  • The viewpoint in the earlier article that 17,040 ha-m/yr of surface run-off as being wasted is incorrect. If this water is used for Bangalore city, then the loss to the Cauvery basin water budget can only be augmented from the other diversion like Nethravathi–Hemavathy link. The authors argue that the suggestion that waste water recycled at the tertiary level could be brought to safe standards of drinking water and domestic usage is like assuming the process as simplistic, which is quite misleading. To bring the recycled water to the standards of domestic use, the treatment process is much beyond the tertiary level that includes microfiltration, reverse osmosis and UV/ozone treatment followed by recharging groundwater aquifers or releasing into reservoirs for natural purification,where the water again is sent for normal treatment process before delivering for domestic use.
  • Getting recycled water treated for domestic consumption should match the technology and professionalism seen in countries like Singapore. The authors  have not provided any cost economics to show that waste water recycling is a viable option for Bangalore than river diversion. So, the impression created by  authors that the recycling and reuse of waste water alone would completely redress the future water crisis is incorrect, except that it may be a partial water solution, that too only after overcoming the constraints.
  • The contaminants of Bangalore waste water are diverse ranging from normal domestic sewage load to industrial waste comprising heavy metals, pharmaceuticals, pesticides called ‘emerging contaminants’ and there is no one single method that can remove the entire range of contaminants and ensure that the water is fit for domestic consumption. While the standard treatment processes like membrane technology, UV/ozone treatment can remove the organic and inorganic load, it requires better technology to remove pharmaceutical contaminants like antibiotics, hormone supplements, etc.
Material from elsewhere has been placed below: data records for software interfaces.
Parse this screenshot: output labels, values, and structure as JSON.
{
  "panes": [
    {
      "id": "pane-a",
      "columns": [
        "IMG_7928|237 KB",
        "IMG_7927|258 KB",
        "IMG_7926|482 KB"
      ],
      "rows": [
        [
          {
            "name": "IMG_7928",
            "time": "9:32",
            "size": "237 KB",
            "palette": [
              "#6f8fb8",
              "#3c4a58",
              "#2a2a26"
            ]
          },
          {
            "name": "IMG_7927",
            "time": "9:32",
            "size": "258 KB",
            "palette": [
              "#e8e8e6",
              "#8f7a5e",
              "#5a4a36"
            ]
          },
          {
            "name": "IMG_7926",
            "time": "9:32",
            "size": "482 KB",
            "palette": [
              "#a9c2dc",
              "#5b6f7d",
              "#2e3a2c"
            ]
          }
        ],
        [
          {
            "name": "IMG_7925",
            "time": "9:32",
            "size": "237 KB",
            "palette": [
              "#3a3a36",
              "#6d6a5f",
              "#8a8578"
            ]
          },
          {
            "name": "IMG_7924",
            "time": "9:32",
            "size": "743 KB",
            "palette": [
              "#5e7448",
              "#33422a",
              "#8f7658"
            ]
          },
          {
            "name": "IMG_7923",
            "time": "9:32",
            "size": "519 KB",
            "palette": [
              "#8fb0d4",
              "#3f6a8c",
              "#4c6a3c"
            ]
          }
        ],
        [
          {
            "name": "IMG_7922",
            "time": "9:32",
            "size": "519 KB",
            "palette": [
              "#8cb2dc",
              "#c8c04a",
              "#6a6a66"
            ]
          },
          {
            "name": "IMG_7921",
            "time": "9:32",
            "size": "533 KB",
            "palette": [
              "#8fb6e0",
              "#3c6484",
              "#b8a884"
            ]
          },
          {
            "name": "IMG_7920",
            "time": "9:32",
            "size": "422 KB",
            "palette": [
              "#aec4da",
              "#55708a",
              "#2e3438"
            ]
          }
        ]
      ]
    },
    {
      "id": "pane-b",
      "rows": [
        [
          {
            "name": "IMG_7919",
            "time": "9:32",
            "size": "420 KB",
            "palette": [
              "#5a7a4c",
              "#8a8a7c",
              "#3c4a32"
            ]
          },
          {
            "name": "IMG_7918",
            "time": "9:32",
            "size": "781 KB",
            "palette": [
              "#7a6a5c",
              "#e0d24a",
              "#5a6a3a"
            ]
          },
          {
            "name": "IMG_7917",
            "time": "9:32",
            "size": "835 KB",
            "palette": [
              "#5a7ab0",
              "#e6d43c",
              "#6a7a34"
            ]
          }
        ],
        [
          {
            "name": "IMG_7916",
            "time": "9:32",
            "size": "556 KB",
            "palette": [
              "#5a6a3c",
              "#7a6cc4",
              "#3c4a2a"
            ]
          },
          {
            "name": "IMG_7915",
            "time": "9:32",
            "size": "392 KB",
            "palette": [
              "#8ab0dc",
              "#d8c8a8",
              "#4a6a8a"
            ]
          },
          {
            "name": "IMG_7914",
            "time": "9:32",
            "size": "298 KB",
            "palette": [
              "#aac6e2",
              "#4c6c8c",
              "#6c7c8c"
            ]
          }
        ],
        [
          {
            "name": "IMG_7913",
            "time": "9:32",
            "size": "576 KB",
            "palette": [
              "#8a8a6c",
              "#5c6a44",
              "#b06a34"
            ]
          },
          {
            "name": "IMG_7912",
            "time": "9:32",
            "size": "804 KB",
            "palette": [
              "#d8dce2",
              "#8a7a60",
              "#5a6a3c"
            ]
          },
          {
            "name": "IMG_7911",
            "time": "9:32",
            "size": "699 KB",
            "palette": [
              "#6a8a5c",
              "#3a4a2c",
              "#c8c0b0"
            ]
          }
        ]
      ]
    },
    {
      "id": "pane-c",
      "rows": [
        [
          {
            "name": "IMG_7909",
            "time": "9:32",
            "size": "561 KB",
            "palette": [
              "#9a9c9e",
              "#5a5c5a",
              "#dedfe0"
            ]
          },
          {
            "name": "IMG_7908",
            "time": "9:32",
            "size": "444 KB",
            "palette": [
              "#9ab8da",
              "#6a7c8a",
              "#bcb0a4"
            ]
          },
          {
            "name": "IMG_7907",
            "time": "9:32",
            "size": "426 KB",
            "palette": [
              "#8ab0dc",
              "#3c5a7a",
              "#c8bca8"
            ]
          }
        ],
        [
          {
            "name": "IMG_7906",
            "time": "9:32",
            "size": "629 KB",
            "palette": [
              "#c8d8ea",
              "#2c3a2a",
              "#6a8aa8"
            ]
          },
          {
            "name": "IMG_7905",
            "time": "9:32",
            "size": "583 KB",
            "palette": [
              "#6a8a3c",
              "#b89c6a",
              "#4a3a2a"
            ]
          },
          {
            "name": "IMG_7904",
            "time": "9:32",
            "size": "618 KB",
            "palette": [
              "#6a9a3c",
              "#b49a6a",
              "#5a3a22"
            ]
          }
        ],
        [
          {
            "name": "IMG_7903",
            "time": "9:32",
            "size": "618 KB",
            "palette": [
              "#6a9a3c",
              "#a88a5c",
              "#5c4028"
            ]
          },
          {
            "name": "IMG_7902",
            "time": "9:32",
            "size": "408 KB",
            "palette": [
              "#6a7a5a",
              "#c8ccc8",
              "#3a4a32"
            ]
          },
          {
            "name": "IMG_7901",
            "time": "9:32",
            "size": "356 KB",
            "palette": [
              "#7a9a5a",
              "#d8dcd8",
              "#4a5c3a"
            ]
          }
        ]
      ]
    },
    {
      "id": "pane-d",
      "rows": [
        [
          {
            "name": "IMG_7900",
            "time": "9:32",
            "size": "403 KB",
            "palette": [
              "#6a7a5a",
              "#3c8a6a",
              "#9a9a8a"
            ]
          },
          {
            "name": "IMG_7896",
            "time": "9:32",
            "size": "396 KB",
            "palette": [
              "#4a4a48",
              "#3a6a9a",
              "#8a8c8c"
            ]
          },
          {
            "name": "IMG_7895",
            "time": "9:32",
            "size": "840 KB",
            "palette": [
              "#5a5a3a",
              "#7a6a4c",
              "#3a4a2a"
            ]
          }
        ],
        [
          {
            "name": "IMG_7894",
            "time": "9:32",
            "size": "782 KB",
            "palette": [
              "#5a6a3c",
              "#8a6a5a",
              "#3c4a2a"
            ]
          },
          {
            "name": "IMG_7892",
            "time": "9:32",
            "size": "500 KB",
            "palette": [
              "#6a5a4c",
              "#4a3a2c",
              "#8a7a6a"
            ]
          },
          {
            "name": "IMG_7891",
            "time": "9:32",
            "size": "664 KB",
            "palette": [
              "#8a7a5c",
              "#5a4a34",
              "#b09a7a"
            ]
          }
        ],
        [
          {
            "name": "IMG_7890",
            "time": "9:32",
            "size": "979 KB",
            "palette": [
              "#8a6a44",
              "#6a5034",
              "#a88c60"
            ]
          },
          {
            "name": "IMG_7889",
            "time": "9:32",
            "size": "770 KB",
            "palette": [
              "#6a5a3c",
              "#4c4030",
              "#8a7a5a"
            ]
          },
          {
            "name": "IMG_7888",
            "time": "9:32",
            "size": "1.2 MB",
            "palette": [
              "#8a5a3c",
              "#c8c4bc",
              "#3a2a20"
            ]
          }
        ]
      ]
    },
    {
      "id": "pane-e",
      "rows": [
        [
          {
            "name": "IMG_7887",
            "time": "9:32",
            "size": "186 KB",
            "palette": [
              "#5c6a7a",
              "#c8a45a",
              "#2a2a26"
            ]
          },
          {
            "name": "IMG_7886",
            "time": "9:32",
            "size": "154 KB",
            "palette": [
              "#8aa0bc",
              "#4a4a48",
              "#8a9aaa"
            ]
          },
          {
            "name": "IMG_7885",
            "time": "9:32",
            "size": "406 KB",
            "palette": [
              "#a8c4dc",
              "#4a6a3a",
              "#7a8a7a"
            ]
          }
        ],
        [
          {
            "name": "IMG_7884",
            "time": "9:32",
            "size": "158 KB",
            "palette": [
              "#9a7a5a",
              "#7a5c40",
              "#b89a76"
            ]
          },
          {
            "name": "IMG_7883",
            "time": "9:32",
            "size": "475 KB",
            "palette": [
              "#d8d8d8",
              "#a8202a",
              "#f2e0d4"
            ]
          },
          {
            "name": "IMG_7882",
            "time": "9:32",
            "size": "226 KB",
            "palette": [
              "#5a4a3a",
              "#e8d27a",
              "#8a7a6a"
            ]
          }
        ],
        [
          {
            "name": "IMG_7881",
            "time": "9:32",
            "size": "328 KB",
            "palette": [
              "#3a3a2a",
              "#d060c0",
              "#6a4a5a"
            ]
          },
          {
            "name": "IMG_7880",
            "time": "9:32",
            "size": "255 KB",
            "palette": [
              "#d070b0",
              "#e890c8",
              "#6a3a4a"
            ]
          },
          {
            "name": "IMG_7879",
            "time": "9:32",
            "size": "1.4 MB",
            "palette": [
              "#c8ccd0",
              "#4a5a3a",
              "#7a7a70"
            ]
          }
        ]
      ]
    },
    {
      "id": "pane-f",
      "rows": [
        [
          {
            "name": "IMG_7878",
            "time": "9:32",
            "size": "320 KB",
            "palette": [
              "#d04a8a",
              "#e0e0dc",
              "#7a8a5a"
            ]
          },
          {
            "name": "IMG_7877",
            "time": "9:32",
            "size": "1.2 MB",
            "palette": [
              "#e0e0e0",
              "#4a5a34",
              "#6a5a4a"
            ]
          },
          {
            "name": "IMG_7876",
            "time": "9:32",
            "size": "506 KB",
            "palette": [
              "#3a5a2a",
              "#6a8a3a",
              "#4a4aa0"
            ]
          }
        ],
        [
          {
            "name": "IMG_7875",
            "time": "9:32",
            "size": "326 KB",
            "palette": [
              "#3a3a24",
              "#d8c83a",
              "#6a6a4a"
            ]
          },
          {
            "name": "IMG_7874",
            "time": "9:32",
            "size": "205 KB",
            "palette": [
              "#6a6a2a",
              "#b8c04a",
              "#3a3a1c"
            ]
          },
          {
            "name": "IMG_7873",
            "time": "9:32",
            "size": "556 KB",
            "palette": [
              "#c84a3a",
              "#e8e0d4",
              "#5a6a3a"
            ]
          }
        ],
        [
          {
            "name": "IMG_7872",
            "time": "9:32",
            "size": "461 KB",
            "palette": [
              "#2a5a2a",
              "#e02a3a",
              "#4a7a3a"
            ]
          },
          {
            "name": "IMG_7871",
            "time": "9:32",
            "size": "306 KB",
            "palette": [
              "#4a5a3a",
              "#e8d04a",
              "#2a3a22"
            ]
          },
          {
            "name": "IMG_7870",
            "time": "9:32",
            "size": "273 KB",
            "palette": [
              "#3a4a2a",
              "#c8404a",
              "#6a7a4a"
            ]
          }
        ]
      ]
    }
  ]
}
The article recommends that since irrigation is the largest consumer of water and hence, from the perspective of the water-scarce river basin, if the water-intensive crops in the basin are replaced with less water intensive crops, along with incentives for conserving water, applying higher or discriminatory water rates, then substantial amount of water can be spared to cater to the growing thirst of Bangalore city

The article ends by arguing that for a comprehensive long term water solution for Bangalore city to cater to a projected population of about 95 lakhs and more by 2020, a combination of measures like spreading out the development to other smaller towns/ cities of the basin like Mandya and  Hassan or even in Tamil Nadu, reduction in cultivation of water-intensive crops in the basin, increasing the water productivity of crops, long-distance water transfer and river diversion should be considered. These basin scale water management measures are in addition to the option of recycling of waste water,but only where it can overcome the constraints of technology, space, topography of Bangalore city, cost economics and then where it does not affect other regions of Cauvery basin and basin comprising east flowing river systems.

The article can be accessed at this link